_What needs to be done:_ Which lines of the entries below include "tags"? List them all.

_Record set:_
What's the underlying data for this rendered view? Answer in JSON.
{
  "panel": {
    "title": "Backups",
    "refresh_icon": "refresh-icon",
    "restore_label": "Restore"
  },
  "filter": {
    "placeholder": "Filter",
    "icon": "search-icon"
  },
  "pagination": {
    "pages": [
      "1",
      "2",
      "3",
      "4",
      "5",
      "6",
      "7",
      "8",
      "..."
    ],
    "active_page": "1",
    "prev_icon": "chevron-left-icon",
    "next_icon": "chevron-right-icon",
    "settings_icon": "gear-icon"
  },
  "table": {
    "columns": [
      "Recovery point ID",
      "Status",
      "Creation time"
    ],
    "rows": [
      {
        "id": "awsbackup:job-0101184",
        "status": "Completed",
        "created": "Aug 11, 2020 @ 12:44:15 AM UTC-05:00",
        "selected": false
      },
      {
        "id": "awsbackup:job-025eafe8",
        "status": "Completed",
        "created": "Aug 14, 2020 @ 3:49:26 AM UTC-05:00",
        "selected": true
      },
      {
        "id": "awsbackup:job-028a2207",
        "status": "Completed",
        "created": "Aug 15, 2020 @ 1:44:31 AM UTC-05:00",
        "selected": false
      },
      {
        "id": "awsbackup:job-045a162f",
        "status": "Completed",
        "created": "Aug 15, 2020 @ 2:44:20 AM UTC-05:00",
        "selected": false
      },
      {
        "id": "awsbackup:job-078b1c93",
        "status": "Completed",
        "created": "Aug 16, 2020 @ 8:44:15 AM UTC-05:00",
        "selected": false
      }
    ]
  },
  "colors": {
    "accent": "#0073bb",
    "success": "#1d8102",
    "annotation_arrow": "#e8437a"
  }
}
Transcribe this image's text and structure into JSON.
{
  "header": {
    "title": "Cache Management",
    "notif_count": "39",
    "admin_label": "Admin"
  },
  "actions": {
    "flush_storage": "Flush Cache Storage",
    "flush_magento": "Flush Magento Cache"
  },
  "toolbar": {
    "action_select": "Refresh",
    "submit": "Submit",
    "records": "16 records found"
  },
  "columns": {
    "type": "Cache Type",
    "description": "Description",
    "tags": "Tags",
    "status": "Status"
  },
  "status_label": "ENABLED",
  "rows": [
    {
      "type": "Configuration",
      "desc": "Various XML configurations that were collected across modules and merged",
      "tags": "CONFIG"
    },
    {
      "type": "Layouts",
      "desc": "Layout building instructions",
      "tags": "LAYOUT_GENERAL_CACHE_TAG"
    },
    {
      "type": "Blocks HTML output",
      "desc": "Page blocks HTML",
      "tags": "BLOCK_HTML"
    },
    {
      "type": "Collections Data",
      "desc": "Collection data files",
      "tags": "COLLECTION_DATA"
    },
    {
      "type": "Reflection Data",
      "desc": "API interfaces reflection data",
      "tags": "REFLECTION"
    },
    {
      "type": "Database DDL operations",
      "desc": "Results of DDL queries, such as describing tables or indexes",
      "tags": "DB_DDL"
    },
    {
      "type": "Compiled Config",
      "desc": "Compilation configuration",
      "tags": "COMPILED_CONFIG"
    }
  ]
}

_Response box:_
    "tags": "Tags",
      "tags": "CONFIG"
      "tags": "LAYOUT_GENERAL_CACHE_TAG"
      "tags": "BLOCK_HTML"
      "tags": "COLLECTION_DATA"
      "tags": "REFLECTION"
      "tags": "DB_DDL"
      "tags": "COMPILED_CONFIG"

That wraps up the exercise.